+++ Records to use
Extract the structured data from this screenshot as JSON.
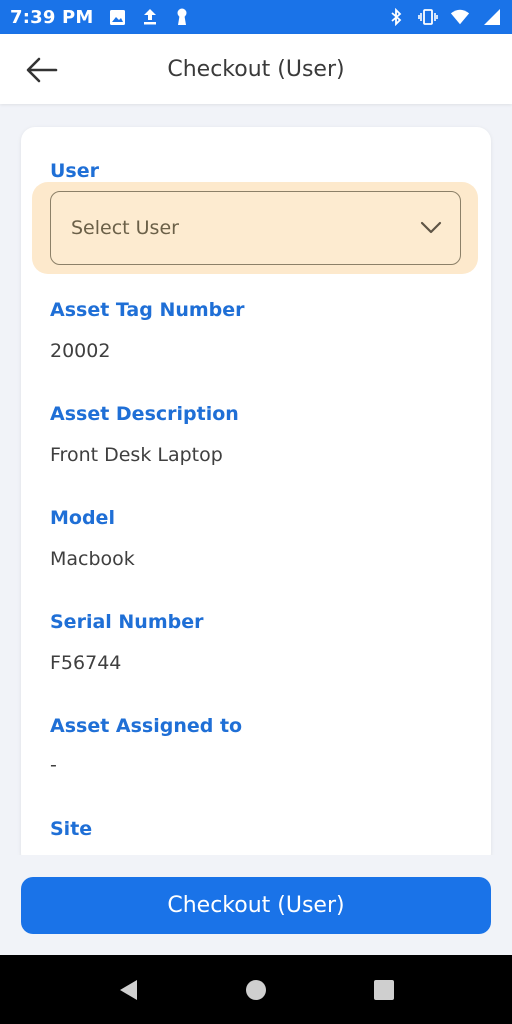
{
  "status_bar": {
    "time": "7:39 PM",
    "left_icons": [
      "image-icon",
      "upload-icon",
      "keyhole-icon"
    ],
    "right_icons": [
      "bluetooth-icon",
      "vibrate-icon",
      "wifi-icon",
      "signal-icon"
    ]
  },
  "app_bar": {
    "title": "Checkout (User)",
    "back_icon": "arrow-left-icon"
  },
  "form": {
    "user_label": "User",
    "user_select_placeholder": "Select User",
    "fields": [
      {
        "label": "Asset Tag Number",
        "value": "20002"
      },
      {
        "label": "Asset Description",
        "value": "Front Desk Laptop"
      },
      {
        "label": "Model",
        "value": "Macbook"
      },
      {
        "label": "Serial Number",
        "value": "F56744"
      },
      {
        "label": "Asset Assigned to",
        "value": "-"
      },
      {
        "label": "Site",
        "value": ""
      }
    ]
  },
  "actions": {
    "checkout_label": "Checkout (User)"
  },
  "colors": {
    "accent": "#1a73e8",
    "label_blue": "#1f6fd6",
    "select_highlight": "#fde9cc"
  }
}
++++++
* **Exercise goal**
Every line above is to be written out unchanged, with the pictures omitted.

* **Result for this exercise**
Extract the structured data from this screenshot as JSON.
{
  "status_bar": {
    "time": "7:39 PM",
    "left_icons": [
      "image-icon",
      "upload-icon",
      "keyhole-icon"
    ],
    "right_icons": [
      "bluetooth-icon",
      "vibrate-icon",
      "wifi-icon",
      "signal-icon"
    ]
  },
  "app_bar": {
    "title": "Checkout (User)",
    "back_icon": "arrow-left-icon"
  },
  "form": {
    "user_label": "User",
    "user_select_placeholder": "Select User",
    "fields": [
      {
        "label": "Asset Tag Number",
        "value": "20002"
      },
      {
        "label": "Asset Description",
        "value": "Front Desk Laptop"
      },
      {
        "label": "Model",
        "value": "Macbook"
      },
      {
        "label": "Serial Number",
        "value": "F56744"
      },
      {
        "label": "Asset Assigned to",
        "value": "-"
      },
      {
        "label": "Site",
        "value": ""
      }
    ]
  },
  "actions": {
    "checkout_label": "Checkout (User)"
  },
  "colors": {
    "accent": "#1a73e8",
    "label_blue": "#1f6fd6",
    "select_highlight": "#fde9cc"
  }
}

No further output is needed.